GOAL OF THE EXERCISE:
Give the number of lines in the entries below that hold "this", with no accompanying words.

PROVIDED RECORDS section start

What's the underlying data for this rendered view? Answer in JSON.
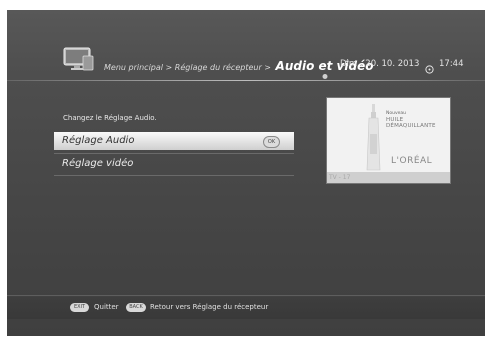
{
  "header": {
    "breadcrumb_root": "Menu principal",
    "breadcrumb_sep1": ">",
    "breadcrumb_parent": "Réglage du récepteur",
    "breadcrumb_sep2": ">",
    "breadcrumb_current": "Audio et vidéo",
    "date": "Dim , 20. 10. 2013",
    "time": "17:44"
  },
  "content": {
    "instruction": "Changez le Réglage Audio.",
    "menu": [
      {
        "label": "Réglage Audio",
        "selected": true,
        "ok_label": "OK"
      },
      {
        "label": "Réglage vidéo",
        "selected": false
      }
    ]
  },
  "preview": {
    "nouveau": "Nouveau",
    "product_line1": "HUILE",
    "product_line2": "DÉMAQUILLANTE",
    "brand": "L'ORÉAL",
    "channel": "TV - 17"
  },
  "footer": {
    "exit_key": "EXIT",
    "exit_label": "Quitter",
    "back_key": "BACK",
    "back_label": "Retour vers Réglage du récepteur"
  },
  "icons": {
    "tv": "tv-settings-icon",
    "clock": "clock-icon"
  }
}
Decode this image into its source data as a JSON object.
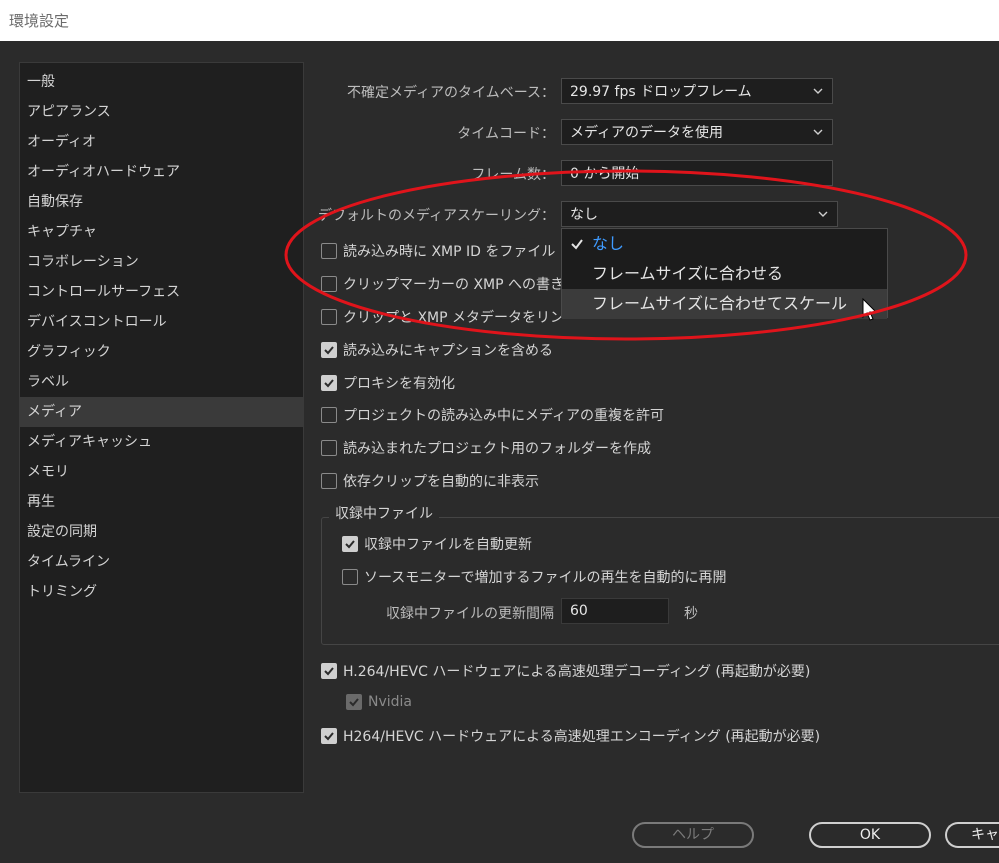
{
  "window": {
    "title": "環境設定"
  },
  "sidebar": {
    "items": [
      {
        "label": "一般",
        "active": false
      },
      {
        "label": "アピアランス",
        "active": false
      },
      {
        "label": "オーディオ",
        "active": false
      },
      {
        "label": "オーディオハードウェア",
        "active": false
      },
      {
        "label": "自動保存",
        "active": false
      },
      {
        "label": "キャプチャ",
        "active": false
      },
      {
        "label": "コラボレーション",
        "active": false
      },
      {
        "label": "コントロールサーフェス",
        "active": false
      },
      {
        "label": "デバイスコントロール",
        "active": false
      },
      {
        "label": "グラフィック",
        "active": false
      },
      {
        "label": "ラベル",
        "active": false
      },
      {
        "label": "メディア",
        "active": true
      },
      {
        "label": "メディアキャッシュ",
        "active": false
      },
      {
        "label": "メモリ",
        "active": false
      },
      {
        "label": "再生",
        "active": false
      },
      {
        "label": "設定の同期",
        "active": false
      },
      {
        "label": "タイムライン",
        "active": false
      },
      {
        "label": "トリミング",
        "active": false
      }
    ]
  },
  "settings": {
    "timebase": {
      "label": "不確定メディアのタイムベース：",
      "value": "29.97  fps ドロップフレーム"
    },
    "timecode": {
      "label": "タイムコード：",
      "value": "メディアのデータを使用"
    },
    "frame_count": {
      "label": "フレーム数：",
      "value": "0 から開始"
    },
    "scaling": {
      "label": "デフォルトのメディアスケーリング：",
      "value": "なし",
      "options": [
        "なし",
        "フレームサイズに合わせる",
        "フレームサイズに合わせてスケール"
      ]
    }
  },
  "checkboxes": [
    {
      "label": "読み込み時に XMP ID をファイル",
      "checked": false
    },
    {
      "label": "クリップマーカーの XMP への書き",
      "checked": false
    },
    {
      "label": "クリップと XMP メタデータをリン",
      "checked": false
    },
    {
      "label": "読み込みにキャプションを含める",
      "checked": true
    },
    {
      "label": "プロキシを有効化",
      "checked": true
    },
    {
      "label": "プロジェクトの読み込み中にメディアの重複を許可",
      "checked": false
    },
    {
      "label": "読み込まれたプロジェクト用のフォルダーを作成",
      "checked": false
    },
    {
      "label": "依存クリップを自動的に非表示",
      "checked": false
    }
  ],
  "growing_files": {
    "title": "収録中ファイル",
    "auto_refresh": {
      "label": "収録中ファイルを自動更新",
      "checked": true
    },
    "resume_playback": {
      "label": "ソースモニターで増加するファイルの再生を自動的に再開",
      "checked": false
    },
    "interval_label": "収録中ファイルの更新間隔",
    "interval_value": "60",
    "interval_unit": "秒"
  },
  "hardware": {
    "decode": {
      "label": "H.264/HEVC ハードウェアによる高速処理デコーディング (再起動が必要)",
      "checked": true
    },
    "nvidia": {
      "label": "Nvidia",
      "checked": true,
      "disabled": true
    },
    "encode": {
      "label": "H264/HEVC ハードウェアによる高速処理エンコーディング (再起動が必要)",
      "checked": true
    }
  },
  "buttons": {
    "help": "ヘルプ",
    "ok": "OK",
    "cancel": "キャ"
  },
  "colors": {
    "highlight_ellipse": "#e0141b",
    "selected_option": "#3f9bff"
  }
}
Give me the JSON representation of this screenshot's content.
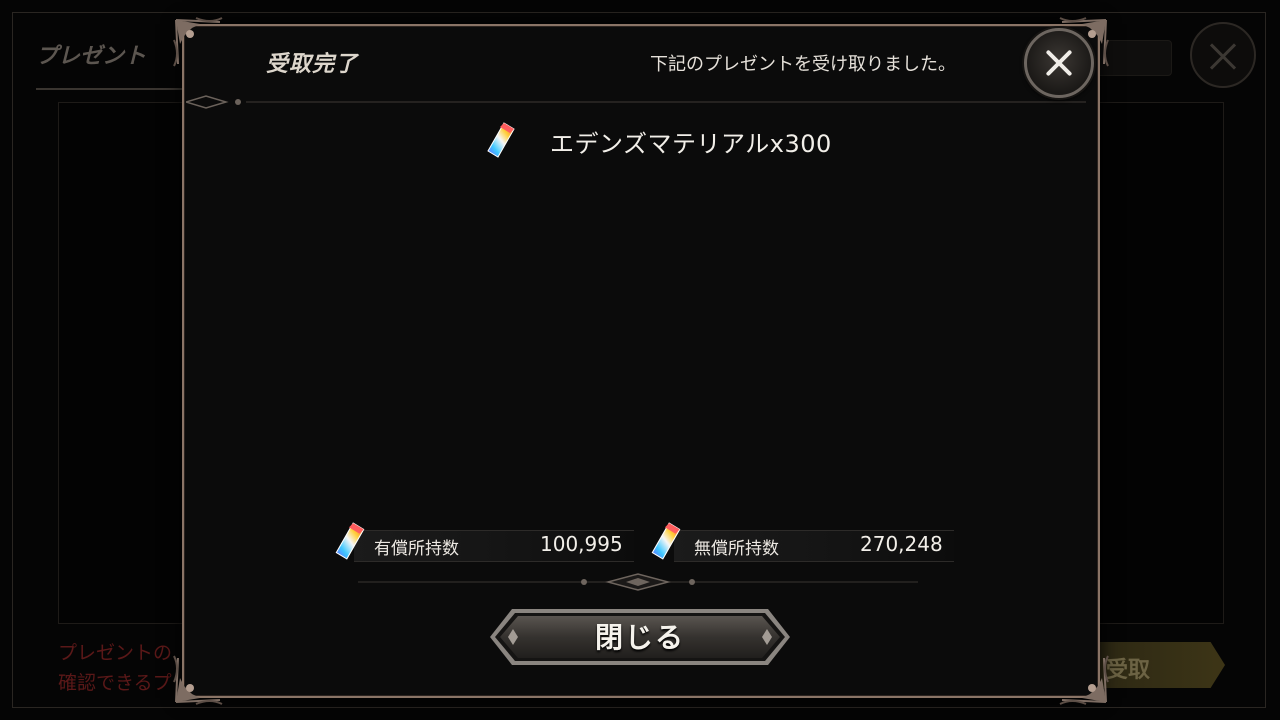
{
  "background": {
    "title": "プレゼント",
    "receive_button_label": "受取",
    "note_line1": "プレゼントの",
    "note_line2": "確認できるプ"
  },
  "modal": {
    "title": "受取完了",
    "message": "下記のプレゼントを受け取りました。",
    "reward": {
      "icon": "rainbow-crystal-icon",
      "label": "エデンズマテリアルx300"
    },
    "paid_currency": {
      "label": "有償所持数",
      "value": "100,995"
    },
    "free_currency": {
      "label": "無償所持数",
      "value": "270,248"
    },
    "close_button_label": "閉じる"
  },
  "colors": {
    "frame_border": "#8a7466",
    "panel_bg": "#0b0b0b",
    "text": "#f2efe9",
    "bg_note_red": "#5a1818"
  }
}
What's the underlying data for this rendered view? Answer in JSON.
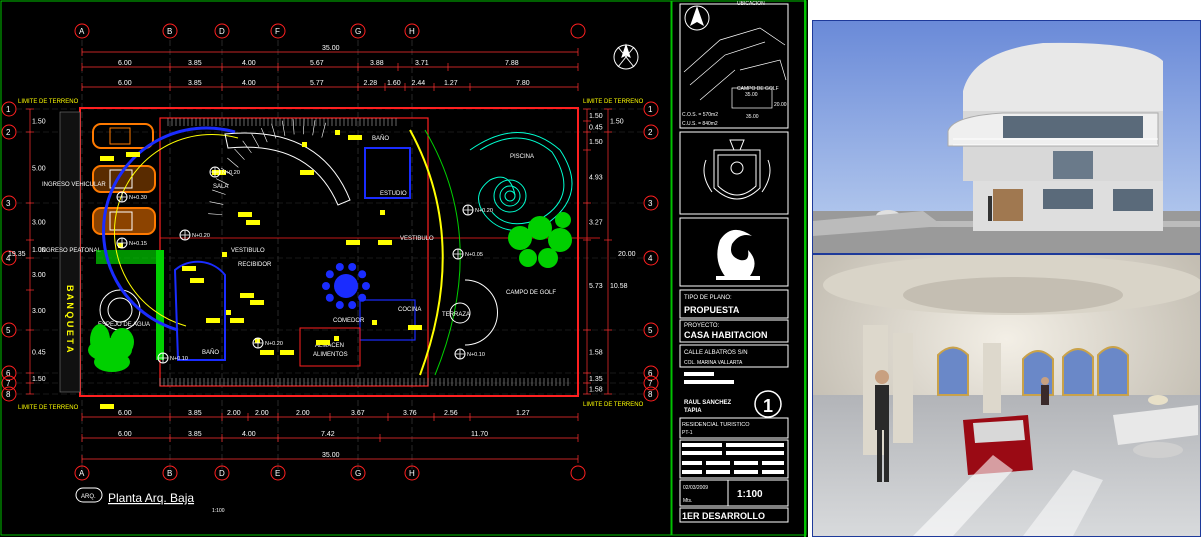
{
  "plan": {
    "title": "Planta Arq. Baja",
    "scale_note": "1:100",
    "title_badge": "ARQ.",
    "col_labels_top": [
      "A",
      "B",
      "D",
      "F",
      "G",
      "H"
    ],
    "col_labels_bottom": [
      "A",
      "B",
      "D",
      "E",
      "G",
      "H"
    ],
    "row_labels_left": [
      "1",
      "2",
      "3",
      "4",
      "5",
      "6",
      "7",
      "8"
    ],
    "row_labels_right": [
      "1",
      "2",
      "3",
      "4",
      "5",
      "6",
      "7",
      "8"
    ],
    "overall_width": "35.00",
    "dims_top_row1": [
      "6.00",
      "3.85",
      "4.00",
      "5.67",
      "3.88",
      "3.71",
      "7.88"
    ],
    "dims_top_row2": [
      "6.00",
      "3.85",
      "4.00",
      "5.77",
      "2.28",
      "1.60",
      "2.44",
      "1.27",
      "7.80"
    ],
    "dims_bottom_row1": [
      "6.00",
      "3.85",
      "2.00",
      "2.00",
      "2.00",
      "3.67",
      "3.76",
      "2.56",
      "1.27",
      "7.80"
    ],
    "dims_bottom_row2": [
      "6.00",
      "3.85",
      "4.00",
      "7.42",
      "11.70"
    ],
    "dims_left": [
      "1.50",
      "5.00",
      "3.00",
      "1.00",
      "3.00",
      "3.00",
      "0.45",
      "1.50",
      "19.35"
    ],
    "dims_right": [
      "1.50",
      "0.45",
      "1.50",
      "4.93",
      "3.27",
      "10.58",
      "5.73",
      "1.58",
      "1.35",
      "1.58",
      "1.50",
      "20.00"
    ],
    "limit_label": "LIMITE DE TERRENO",
    "rooms": {
      "sala": "SALA",
      "estudio": "ESTUDIO",
      "bano_top": "BAÑO",
      "vestibulo_right": "VESTIBULO",
      "vestibulo_left": "VESTIBULO",
      "recibidor": "RECIBIDOR",
      "comedor": "COMEDOR",
      "cocina": "COCINA",
      "almacen": "ALMACEN",
      "alimentos": "ALIMENTOS",
      "bano_bottom": "BAÑO",
      "terraza": "TERRAZA",
      "piscina": "PISCINA",
      "campo_golf": "CAMPO DE GOLF",
      "espejo_agua": "ESPEJO DE AGUA",
      "ingreso_vehicular": "INGRESO VEHICULAR",
      "ingreso_peatonal": "INGRESO PEATONAL",
      "banqueta": "B A N Q U E T A"
    },
    "levels": [
      "N+0.20",
      "N+0.30",
      "N+0.15",
      "N+0.20",
      "N+0.10",
      "N+0.20",
      "N+0.20",
      "N+0.05",
      "N+0.10"
    ]
  },
  "title_block": {
    "ubicacion": "UBICACION",
    "cos": "C.O.S. = 570m2",
    "cus": "C.U.S. = 840m2",
    "campo_golf": "CAMPO DE GOLF",
    "dim_a": "35.00",
    "dim_b": "20.00",
    "dim_c": "35.00",
    "tipo_label": "TIPO DE PLANO:",
    "tipo_value": "PROPUESTA",
    "proyecto_label": "PROYECTO:",
    "proyecto_value": "CASA HABITACION",
    "address1": "CALLE ALBATROS S/N",
    "address2": "COL. MARINA VALLARTA",
    "author1": "RAUL SANCHEZ",
    "author2": "TAPIA",
    "sheet_number": "1",
    "project_type": "RESIDENCIAL TURISTICO",
    "sheet_code": "PT-1",
    "date": "02/03/2009",
    "units": "Mts.",
    "scale": "1:100",
    "phase": "1ER DESARROLLO"
  },
  "colors": {
    "cad_bg": "#000000",
    "wall": "#ff2020",
    "dim": "#ff3030",
    "text_white": "#ffffff",
    "yellow": "#ffff00",
    "blue": "#1a2cff",
    "green": "#00d000",
    "cyan": "#00ffd0",
    "orange": "#ff7a00",
    "frame": "#00c000"
  }
}
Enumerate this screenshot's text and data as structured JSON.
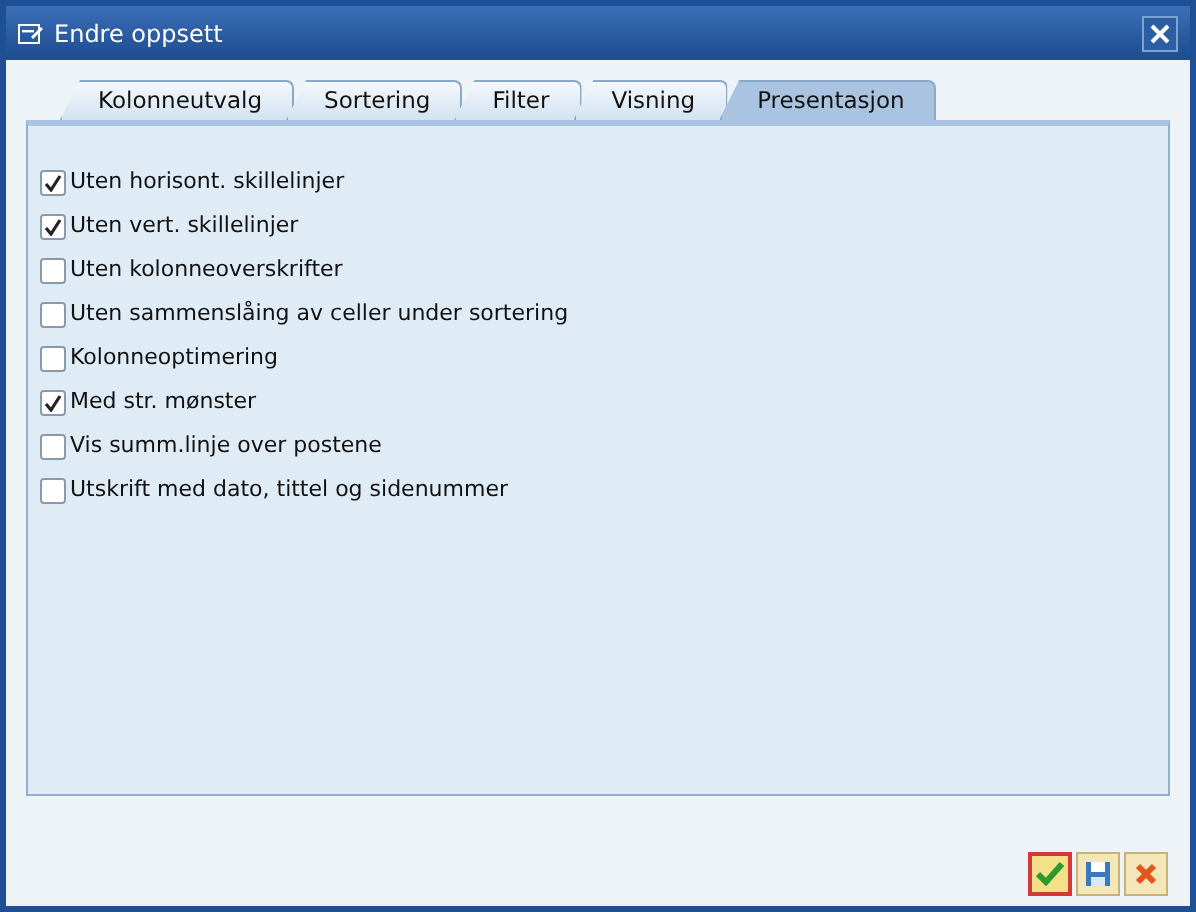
{
  "window": {
    "title": "Endre oppsett"
  },
  "tabs": [
    {
      "label": "Kolonneutvalg",
      "selected": false
    },
    {
      "label": "Sortering",
      "selected": false
    },
    {
      "label": "Filter",
      "selected": false
    },
    {
      "label": "Visning",
      "selected": false
    },
    {
      "label": "Presentasjon",
      "selected": true
    }
  ],
  "options": [
    {
      "label": "Uten horisont. skillelinjer",
      "checked": true
    },
    {
      "label": "Uten vert. skillelinjer",
      "checked": true
    },
    {
      "label": "Uten kolonneoverskrifter",
      "checked": false
    },
    {
      "label": "Uten sammenslåing av celler under sortering",
      "checked": false
    },
    {
      "label": "Kolonneoptimering",
      "checked": false
    },
    {
      "label": "Med str. mønster",
      "checked": true
    },
    {
      "label": "Vis summ.linje over postene",
      "checked": false
    },
    {
      "label": "Utskrift med dato, tittel og sidenummer",
      "checked": false
    }
  ]
}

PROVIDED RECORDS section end

TASK RESPONSE:
5